**Work required**
Wherever an image appears in the data, omit it and copy all the remaining text word for word.

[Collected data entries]
┄┄┄┄┄┄┄┄┄┄
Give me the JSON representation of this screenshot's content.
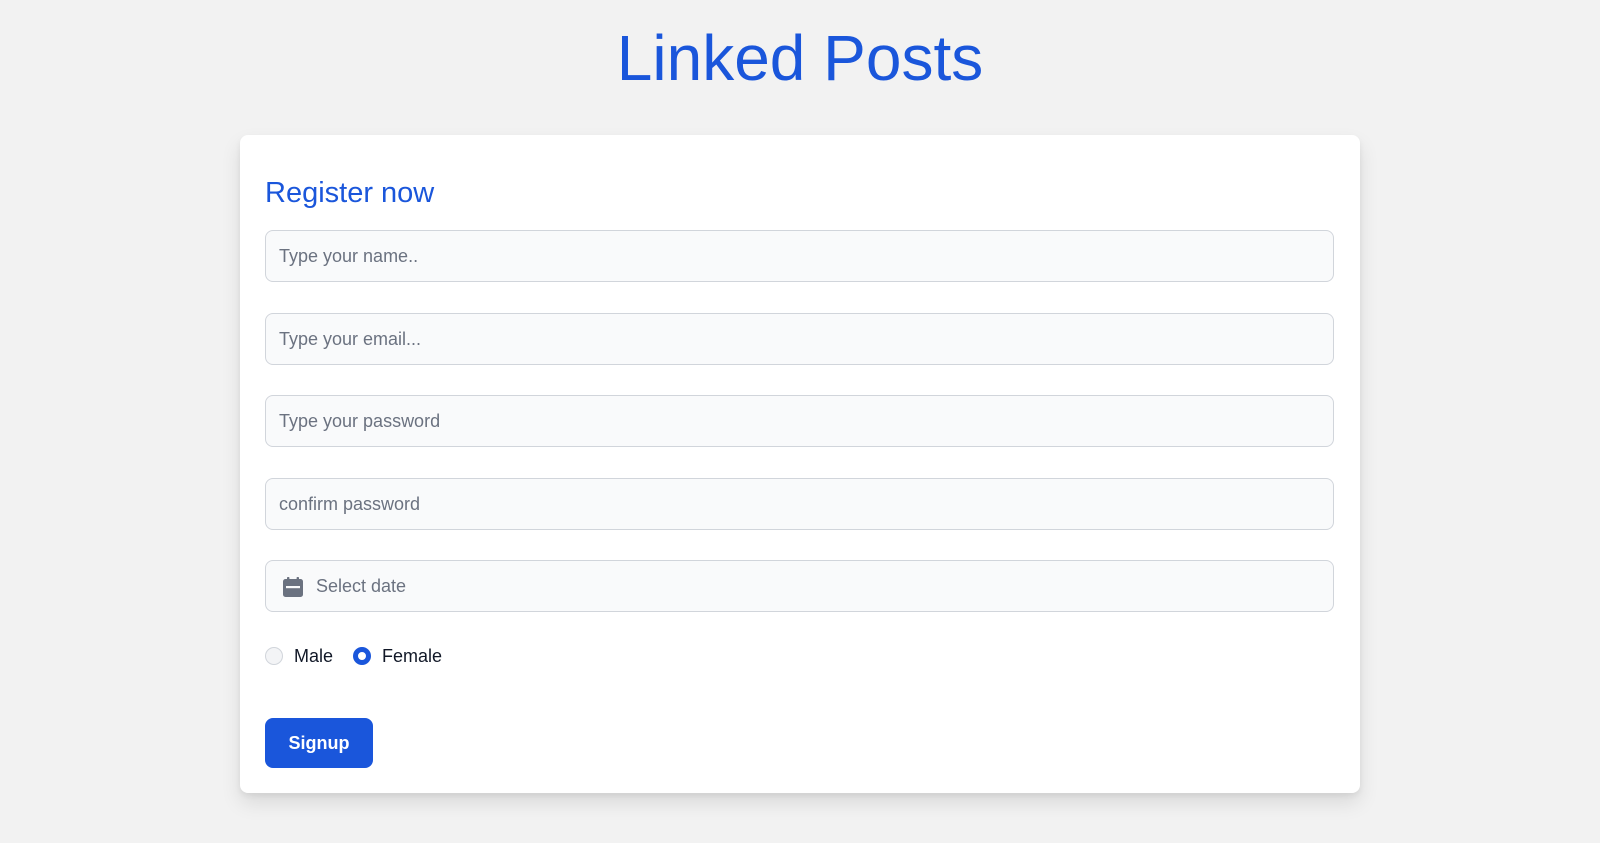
{
  "header": {
    "title": "Linked Posts"
  },
  "form": {
    "title": "Register now",
    "name_placeholder": "Type your name..",
    "email_placeholder": "Type your email...",
    "password_placeholder": "Type your password",
    "confirm_placeholder": "confirm password",
    "date_placeholder": "Select date",
    "date_icon": "calendar-icon",
    "gender_options": [
      {
        "label": "Male",
        "checked": false
      },
      {
        "label": "Female",
        "checked": true
      }
    ],
    "submit_label": "Signup"
  },
  "colors": {
    "accent": "#1a56db",
    "background": "#f2f2f2",
    "card": "#ffffff",
    "field_border": "#d1d5db",
    "placeholder": "#6b7280"
  }
}
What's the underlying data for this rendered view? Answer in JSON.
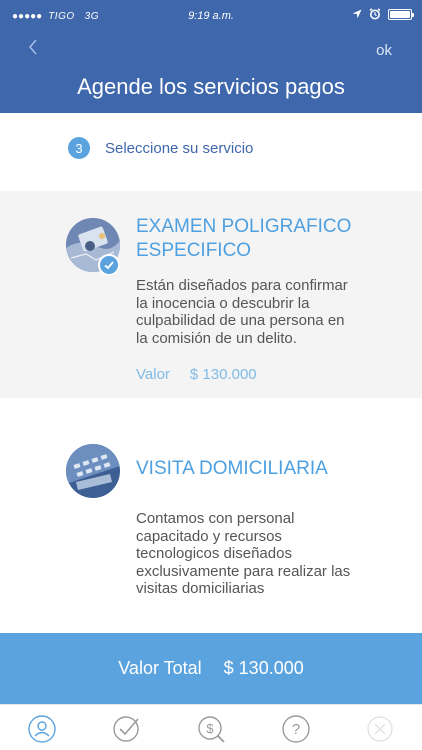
{
  "status_bar": {
    "signal_dots": "●●●●●",
    "carrier": "TIGO",
    "network": "3G",
    "time": "9:19 a.m."
  },
  "header": {
    "back_icon": "chevron-left-icon",
    "ok_label": "ok",
    "title": "Agende los servicios pagos"
  },
  "step": {
    "number": "3",
    "label": "Seleccione su servicio"
  },
  "services": [
    {
      "title_line1": "EXAMEN POLIGRAFICO",
      "title_line2": "ESPECIFICO",
      "desc_line1": "Están diseñados para confirmar",
      "desc_line2": "la inocencia o descubrir la",
      "desc_line3": "culpabilidad de una persona en",
      "desc_line4": "la comisión de un delito.",
      "price_label": "Valor",
      "price_value": "$ 130.000",
      "selected": true
    },
    {
      "title": "VISITA DOMICILIARIA",
      "desc_line1": "Contamos con personal",
      "desc_line2": "capacitado y recursos",
      "desc_line3": "tecnologicos diseñados",
      "desc_line4": "exclusivamente para realizar las",
      "desc_line5": "visitas domiciliarias",
      "selected": false
    }
  ],
  "total": {
    "label": "Valor Total",
    "amount": "$ 130.000"
  },
  "tabbar": {
    "tabs": [
      {
        "icon": "user-icon",
        "active": true
      },
      {
        "icon": "checkmark-icon",
        "active": false
      },
      {
        "icon": "money-search-icon",
        "active": false
      },
      {
        "icon": "help-icon",
        "active": false
      },
      {
        "icon": "close-icon",
        "active": false,
        "disabled": true
      }
    ]
  },
  "colors": {
    "header_bg": "#3f67ac",
    "accent": "#5ba3df",
    "title_blue": "#4ea0e0",
    "selected_card_bg": "#f4f4f4"
  }
}
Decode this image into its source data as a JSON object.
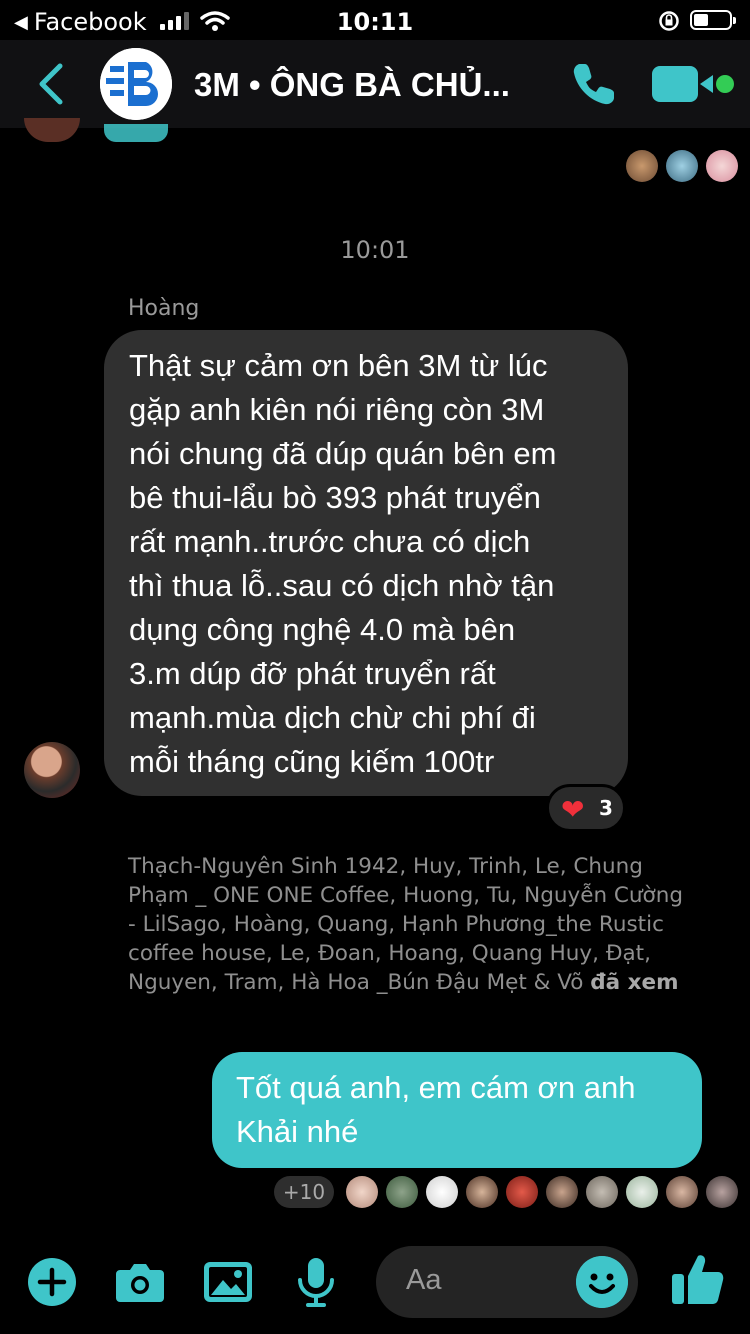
{
  "status_bar": {
    "back_app": "Facebook",
    "time": "10:11"
  },
  "header": {
    "title": "3M • ÔNG BÀ CHỦ...",
    "avatar_logo_text": "B"
  },
  "conversation": {
    "timestamp": "10:01",
    "incoming": {
      "sender": "Hoàng",
      "text": "Thật sự cảm ơn bên 3M từ lúc\ngặp anh kiên nói riêng còn 3M\nnói chung đã dúp quán bên em\nbê thui-lẩu bò 393 phát truyển\nrất mạnh..trước chưa có dịch\nthì thua lỗ..sau có dịch nhờ tận\ndụng công nghệ 4.0 mà bên\n3.m dúp đỡ phát truyển rất\nmạnh.mùa dịch chừ chi phí đi\nmỗi tháng cũng kiếm 100tr",
      "reaction_count": "3"
    },
    "seen_by_text": "Thạch-Nguyên Sinh 1942, Huy, Trinh, Le, Chung Phạm _ ONE ONE Coffee, Huong, Tu, Nguyễn Cường - LilSago, Hoàng, Quang, Hạnh Phương_the Rustic coffee house, Le, Đoan, Hoang, Quang Huy, Đạt, Nguyen, Tram, Hà Hoa _Bún Đậu Mẹt & Võ",
    "seen_by_suffix": "đã xem",
    "outgoing": {
      "text": "Tốt quá anh, em cám ơn anh\nKhải nhé"
    },
    "more_seen": "+10"
  },
  "composer": {
    "placeholder": "Aa"
  },
  "colors": {
    "accent": "#3fc5c9",
    "incoming_bubble": "#303030",
    "background": "#000000",
    "heart": "#f0303b"
  },
  "icons": [
    "back-arrow-icon",
    "phone-icon",
    "video-icon",
    "plus-icon",
    "camera-icon",
    "image-icon",
    "microphone-icon",
    "emoji-icon",
    "thumbs-up-icon",
    "heart-icon"
  ]
}
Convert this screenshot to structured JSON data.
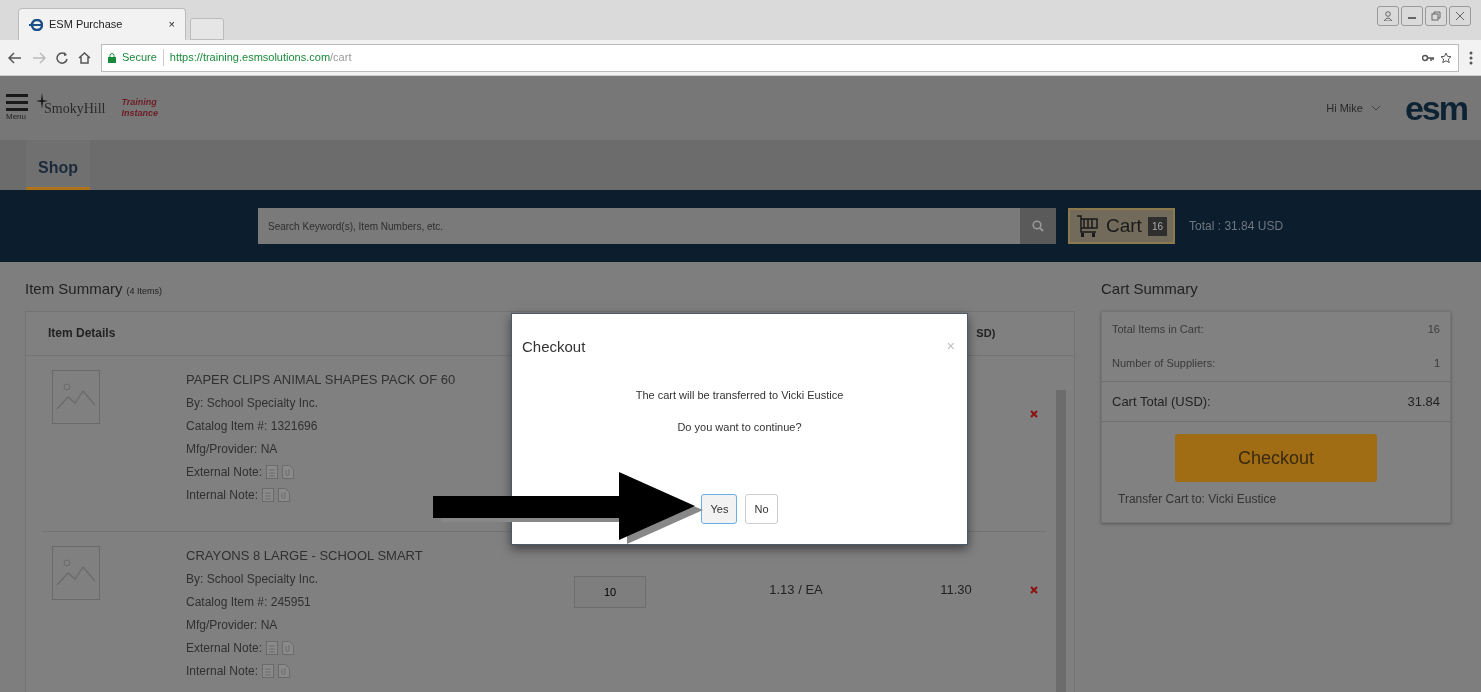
{
  "browser": {
    "tab_title": "ESM Purchase",
    "tab_close": "×",
    "secure_label": "Secure",
    "url_host": "https://training.esmsolutions.com",
    "url_path": "/cart"
  },
  "header": {
    "menu_label": "Menu",
    "logo_text": "SmokyHill",
    "instance_label": "Training Instance",
    "greeting": "Hi Mike",
    "brand": "esm"
  },
  "nav_tabs": [
    {
      "label": "Shop",
      "selected": true
    }
  ],
  "search": {
    "placeholder": "Search Keyword(s), Item Numbers, etc."
  },
  "cart_button": {
    "label": "Cart",
    "count": "16"
  },
  "cart_total": "Total : 31.84 USD",
  "item_summary": {
    "title": "Item Summary",
    "count": "(4 Items)",
    "columns": [
      "Item Details",
      "SD)"
    ],
    "items": [
      {
        "name": "PAPER CLIPS ANIMAL SHAPES PACK OF 60",
        "supplier": "By: School Specialty Inc.",
        "catalog": "Catalog Item #: 1321696",
        "mfg": "Mfg/Provider: NA",
        "external_note": "External Note:",
        "internal_note": "Internal Note:"
      },
      {
        "name": "CRAYONS 8 LARGE - SCHOOL SMART",
        "supplier": "By: School Specialty Inc.",
        "catalog": "Catalog Item #: 245951",
        "mfg": "Mfg/Provider: NA",
        "external_note": "External Note:",
        "internal_note": "Internal Note:",
        "quantity": "10",
        "price": "1.13 / EA",
        "total": "11.30"
      }
    ]
  },
  "cart_summary": {
    "title": "Cart Summary",
    "rows": [
      {
        "label": "Total Items in Cart:",
        "value": "16"
      },
      {
        "label": "Number of Suppliers:",
        "value": "1"
      }
    ],
    "total": {
      "label": "Cart Total (USD):",
      "value": "31.84"
    },
    "checkout_label": "Checkout",
    "transfer_note": "Transfer Cart to: Vicki Eustice"
  },
  "dialog": {
    "title": "Checkout",
    "close": "×",
    "lines": [
      "The cart will be transferred to Vicki Eustice",
      "Do you want to continue?"
    ],
    "buttons": [
      {
        "label": "Yes",
        "focused": true
      },
      {
        "label": "No",
        "focused": false
      }
    ]
  }
}
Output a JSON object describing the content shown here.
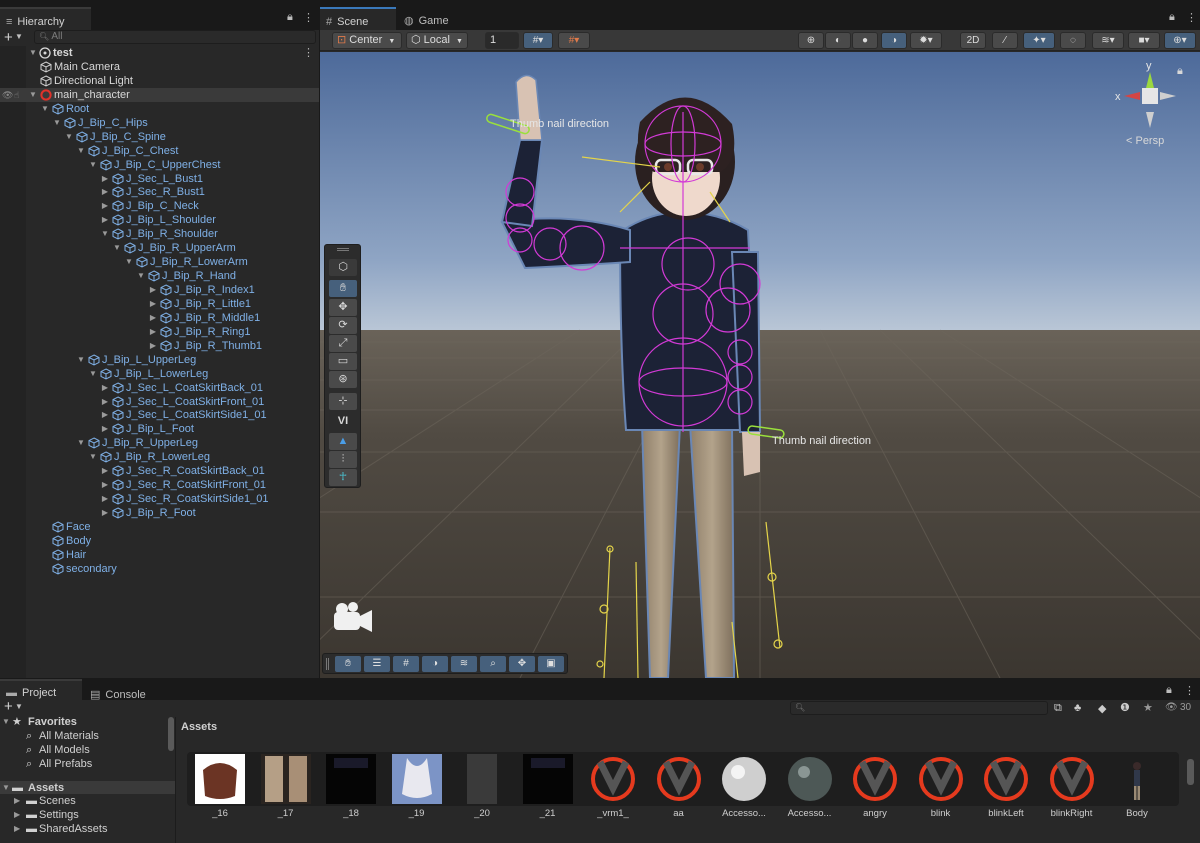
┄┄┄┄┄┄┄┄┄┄
**Expected answer**
Give me the JSON representation of this screenshot's content.
{
  "header": {
    "title": "Linked Posts"
  },
  "form": {
    "title": "Register now",
    "name_placeholder": "Type your name..",
    "email_placeholder": "Type your email...",
    "password_placeholder": "Type your password",
    "confirm_placeholder": "confirm password",
    "date_placeholder": "Select date",
    "date_icon": "calendar-icon",
    "gender_options": [
      {
        "label": "Male",
        "checked": false
      },
      {
        "label": "Female",
        "checked": true
      }
    ],
    "submit_label": "Signup"
  },
  "colors": {
    "accent": "#1a56db",
    "background": "#f2f2f2",
    "card": "#ffffff",
    "field_border": "#d1d5db",
    "placeholder": "#6b7280"
  }
}
What's the underlying data for this rendered view? Answer in JSON.
{
  "status_bar": {
    "signal_dots": "●●●●●",
    "carrier": "TIGO",
    "network": "3G",
    "time": "9:19 a.m."
  },
  "header": {
    "back_icon": "chevron-left-icon",
    "ok_label": "ok",
    "title": "Agende los servicios pagos"
  },
  "step": {
    "number": "3",
    "label": "Seleccione su servicio"
  },
  "services": [
    {
      "title_line1": "EXAMEN POLIGRAFICO",
      "title_line2": "ESPECIFICO",
      "desc_line1": "Están diseñados para confirmar",
      "desc_line2": "la inocencia o descubrir la",
      "desc_line3": "culpabilidad de una persona en",
      "desc_line4": "la comisión de un delito.",
      "price_label": "Valor",
      "price_value": "$ 130.000",
      "selected": true
    },
    {
      "title": "VISITA DOMICILIARIA",
      "desc_line1": "Contamos con personal",
      "desc_line2": "capacitado y recursos",
      "desc_line3": "tecnologicos diseñados",
      "desc_line4": "exclusivamente para realizar las",
      "desc_line5": "visitas domiciliarias",
      "selected": false
    }
  ],
  "total": {
    "label": "Valor Total",
    "amount": "$ 130.000"
  },
  "tabbar": {
    "tabs": [
      {
        "icon": "user-icon",
        "active": true
      },
      {
        "icon": "checkmark-icon",
        "active": false
      },
      {
        "icon": "money-search-icon",
        "active": false
      },
      {
        "icon": "help-icon",
        "active": false
      },
      {
        "icon": "close-icon",
        "active": false,
        "disabled": true
      }
    ]
  },
  "colors": {
    "header_bg": "#3f67ac",
    "accent": "#5ba3df",
    "title_blue": "#4ea0e0",
    "selected_card_bg": "#f4f4f4"
  }
}
Decode this image into its source data as a JSON object.
{
  "status_bar": {
    "back_app": "Facebook",
    "time": "10:11"
  },
  "header": {
    "title": "3M • ÔNG BÀ CHỦ...",
    "avatar_logo_text": "B"
  },
  "conversation": {
    "timestamp": "10:01",
    "incoming": {
      "sender": "Hoàng",
      "text": "Thật sự cảm ơn bên 3M từ lúc\ngặp anh kiên nói riêng còn 3M\nnói chung đã dúp quán bên em\nbê thui-lẩu bò 393 phát truyển\nrất mạnh..trước chưa có dịch\nthì thua lỗ..sau có dịch nhờ tận\ndụng công nghệ 4.0 mà bên\n3.m dúp đỡ phát truyển rất\nmạnh.mùa dịch chừ chi phí đi\nmỗi tháng cũng kiếm 100tr",
      "reaction_count": "3"
    },
    "seen_by_text": "Thạch-Nguyên Sinh 1942, Huy, Trinh, Le, Chung Phạm _ ONE ONE Coffee, Huong, Tu, Nguyễn Cường - LilSago, Hoàng, Quang, Hạnh Phương_the Rustic coffee house, Le, Đoan, Hoang, Quang Huy, Đạt, Nguyen, Tram, Hà Hoa _Bún Đậu Mẹt & Võ",
    "seen_by_suffix": "đã xem",
    "outgoing": {
      "text": "Tốt quá anh, em cám ơn anh\nKhải nhé"
    },
    "more_seen": "+10"
  },
  "composer": {
    "placeholder": "Aa"
  },
  "colors": {
    "accent": "#3fc5c9",
    "incoming_bubble": "#303030",
    "background": "#000000",
    "heart": "#f0303b"
  },
  "icons": [
    "back-arrow-icon",
    "phone-icon",
    "video-icon",
    "plus-icon",
    "camera-icon",
    "image-icon",
    "microphone-icon",
    "emoji-icon",
    "thumbs-up-icon",
    "heart-icon"
  ]
}
Convert this screenshot to structured JSON data.
{
  "browser": {
    "tab_title": "ESM Purchase",
    "tab_close": "×",
    "secure_label": "Secure",
    "url_host": "https://training.esmsolutions.com",
    "url_path": "/cart"
  },
  "header": {
    "menu_label": "Menu",
    "logo_text": "SmokyHill",
    "instance_label": "Training Instance",
    "greeting": "Hi Mike",
    "brand": "esm"
  },
  "nav_tabs": [
    {
      "label": "Shop",
      "selected": true
    }
  ],
  "search": {
    "placeholder": "Search Keyword(s), Item Numbers, etc."
  },
  "cart_button": {
    "label": "Cart",
    "count": "16"
  },
  "cart_total": "Total : 31.84 USD",
  "item_summary": {
    "title": "Item Summary",
    "count": "(4 Items)",
    "columns": [
      "Item Details",
      "SD)"
    ],
    "items": [
      {
        "name": "PAPER CLIPS ANIMAL SHAPES PACK OF 60",
        "supplier": "By: School Specialty Inc.",
        "catalog": "Catalog Item #: 1321696",
        "mfg": "Mfg/Provider: NA",
        "external_note": "External Note:",
        "internal_note": "Internal Note:"
      },
      {
        "name": "CRAYONS 8 LARGE - SCHOOL SMART",
        "supplier": "By: School Specialty Inc.",
        "catalog": "Catalog Item #: 245951",
        "mfg": "Mfg/Provider: NA",
        "external_note": "External Note:",
        "internal_note": "Internal Note:",
        "quantity": "10",
        "price": "1.13 / EA",
        "total": "11.30"
      }
    ]
  },
  "cart_summary": {
    "title": "Cart Summary",
    "rows": [
      {
        "label": "Total Items in Cart:",
        "value": "16"
      },
      {
        "label": "Number of Suppliers:",
        "value": "1"
      }
    ],
    "total": {
      "label": "Cart Total (USD):",
      "value": "31.84"
    },
    "checkout_label": "Checkout",
    "transfer_note": "Transfer Cart to: Vicki Eustice"
  },
  "dialog": {
    "title": "Checkout",
    "close": "×",
    "lines": [
      "The cart will be transferred to Vicki Eustice",
      "Do you want to continue?"
    ],
    "buttons": [
      {
        "label": "Yes",
        "focused": true
      },
      {
        "label": "No",
        "focused": false
      }
    ]
  }
}
Output a JSON object describing the content shown here.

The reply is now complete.